No; the principle of “one person, one vote” is a crucial part of ensuring equality in democracies.
The NO campaign has tried to suggest that voters whose votes are transferred between candidates in different rounds are actually getting more votes than those whose votes stay with their first preference, but it’s easy to see that this is false.
AV is counted in multiple rounds; at each round, all active votes are counted, whether they have stayed with the first preference, or have been transferred to another preference.
If you vote for a “mainstream” party, your vote counts towards them in the first round, and the second, and so on until they are eliminated or win. Just as someone voting for all “non-mainstream” parties has their vote counted in the first round, and the second, and so on until all their preferences are eliminated or win.
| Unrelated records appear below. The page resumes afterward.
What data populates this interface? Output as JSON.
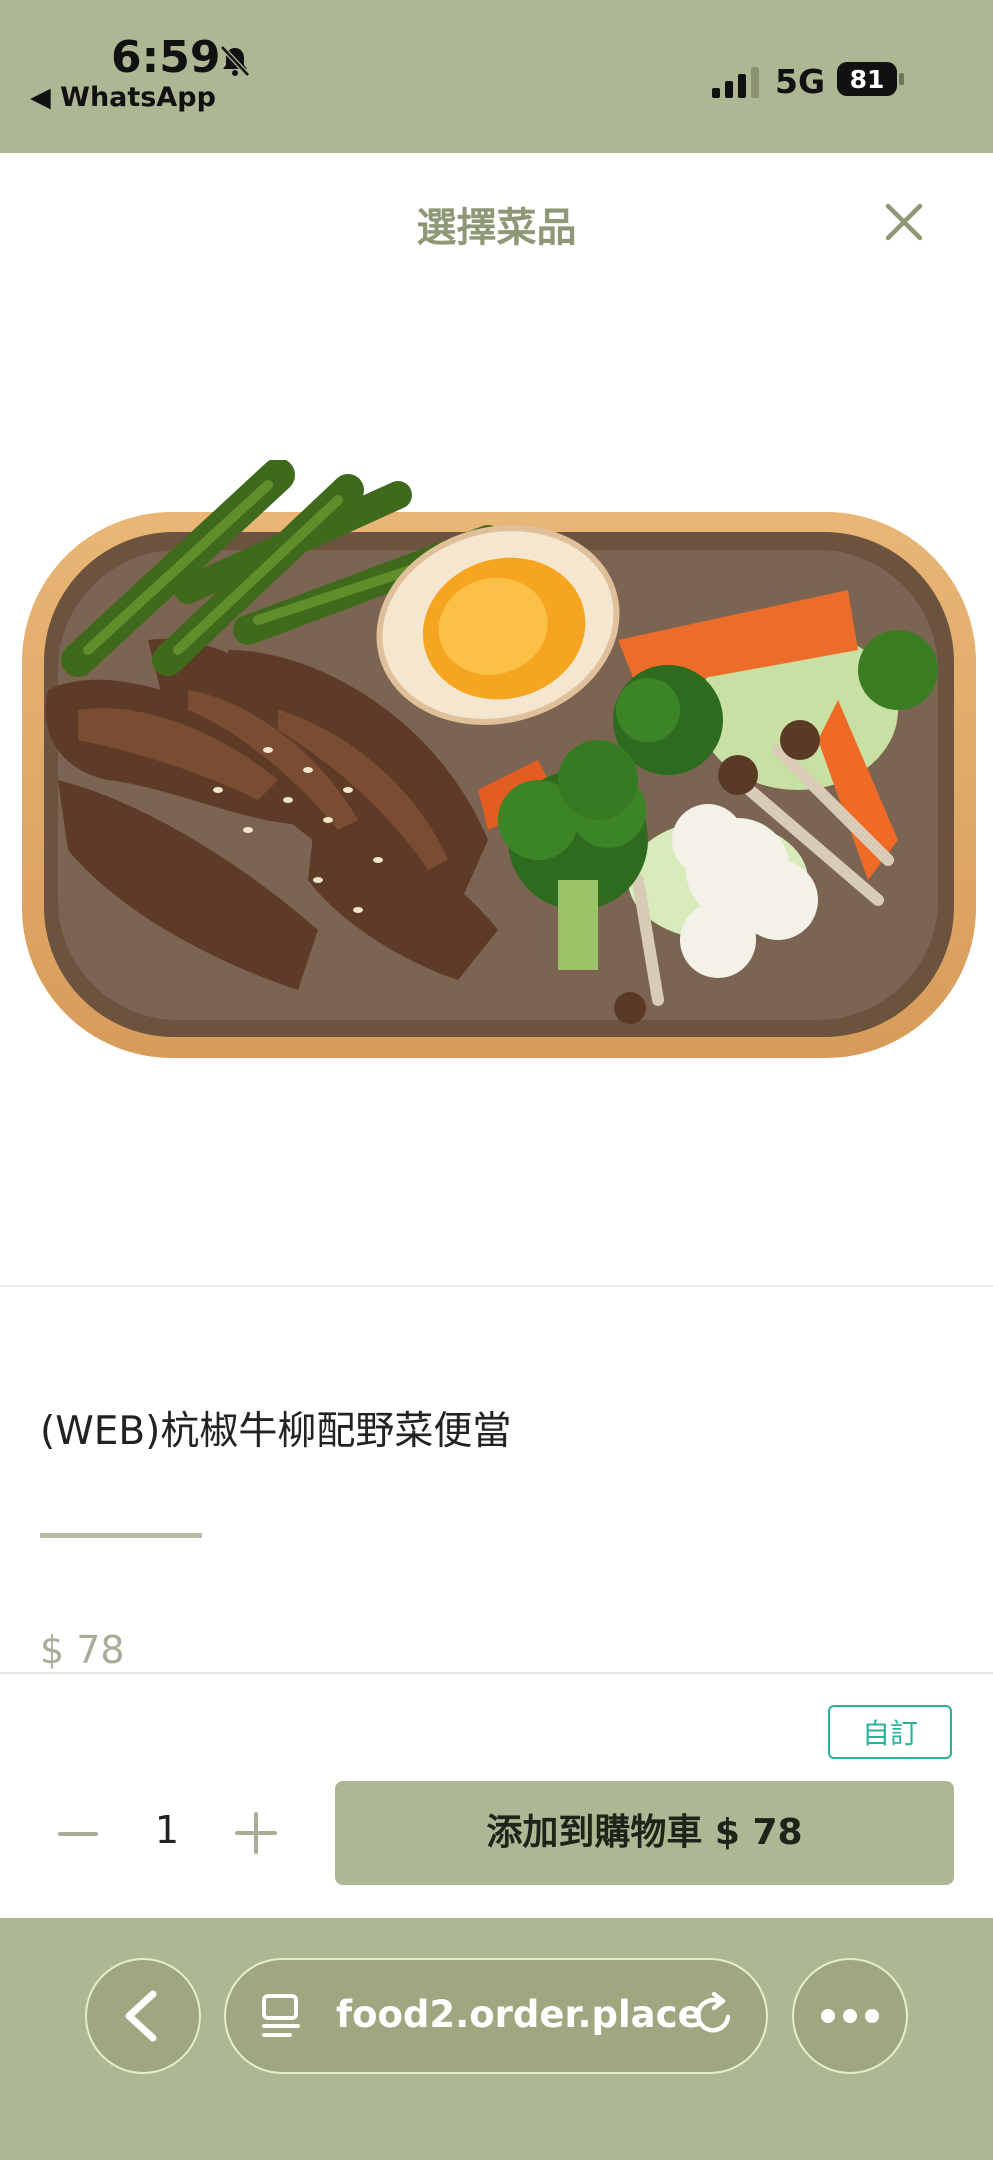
{
  "status_bar": {
    "time": "6:59",
    "back_app": "◀ WhatsApp",
    "network": "5G",
    "battery": "81"
  },
  "header": {
    "title": "選擇菜品"
  },
  "product": {
    "name": "(WEB)杭椒牛柳配野菜便當",
    "price": "$ 78"
  },
  "order": {
    "custom_label": "自訂",
    "quantity": "1",
    "add_to_cart_label": "添加到購物車 $ 78"
  },
  "browser": {
    "url": "food2.order.place"
  },
  "colors": {
    "brand": "#aeb793",
    "accent_teal": "#2bb39a",
    "title": "#8e9876"
  }
}
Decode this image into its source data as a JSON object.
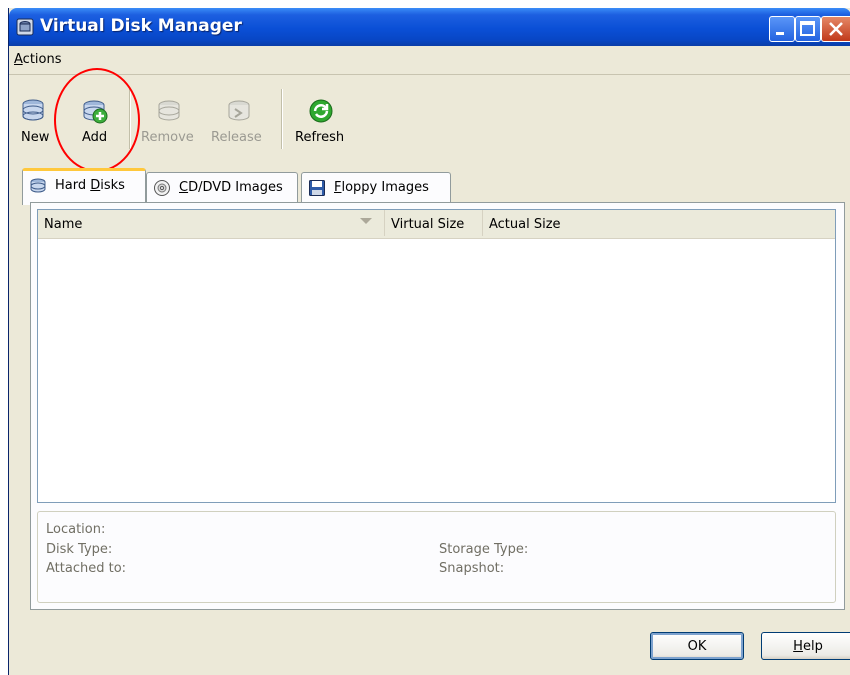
{
  "window": {
    "title": "Virtual Disk Manager",
    "icon": "virtual-disk-manager-icon",
    "controls": [
      "minimize-icon",
      "maximize-icon",
      "close-icon"
    ]
  },
  "menu": {
    "items": [
      {
        "label": "Actions",
        "mnemonic": "A"
      }
    ]
  },
  "toolbar": {
    "buttons": [
      {
        "label": "New",
        "icon": "new-disk-icon",
        "enabled": true
      },
      {
        "label": "Add",
        "icon": "add-disk-icon",
        "enabled": true
      },
      {
        "label": "Remove",
        "icon": "remove-disk-icon",
        "enabled": false
      },
      {
        "label": "Release",
        "icon": "release-disk-icon",
        "enabled": false
      },
      {
        "label": "Refresh",
        "icon": "refresh-icon",
        "enabled": true
      }
    ]
  },
  "tabs": [
    {
      "label": "Hard Disks",
      "mnemonic": "D",
      "icon": "hard-disk-icon",
      "active": true
    },
    {
      "label": "CD/DVD Images",
      "mnemonic": "C",
      "icon": "cd-dvd-icon",
      "active": false
    },
    {
      "label": "Floppy Images",
      "mnemonic": "F",
      "icon": "floppy-icon",
      "active": false
    }
  ],
  "table": {
    "columns": [
      "Name",
      "Virtual Size",
      "Actual Size"
    ],
    "rows": []
  },
  "details": {
    "location": "Location:",
    "disk_type": "Disk Type:",
    "attached_to": "Attached to:",
    "storage_type": "Storage Type:",
    "snapshot": "Snapshot:"
  },
  "buttons": {
    "ok": "OK",
    "help": "Help",
    "help_mnemonic": "H"
  },
  "colors": {
    "titlebar": "#0a4fd6",
    "window_bg": "#ece9d8",
    "active_tab_accent": "#ffc83c",
    "annotation_circle": "#ff0000",
    "refresh_green": "#2fa82f"
  }
}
At the end of counting, your vote may either have stayed with one candidate, counting for the same person in each round, or moved between candidates.
At all rounds, unless you choose to stop expressing preferences, the principle is always: one person, one vote.
In fact, in the American equivalent to AV, Instant Runoff Voting, a court in Michigan found the No campaign’s argument to be completely false.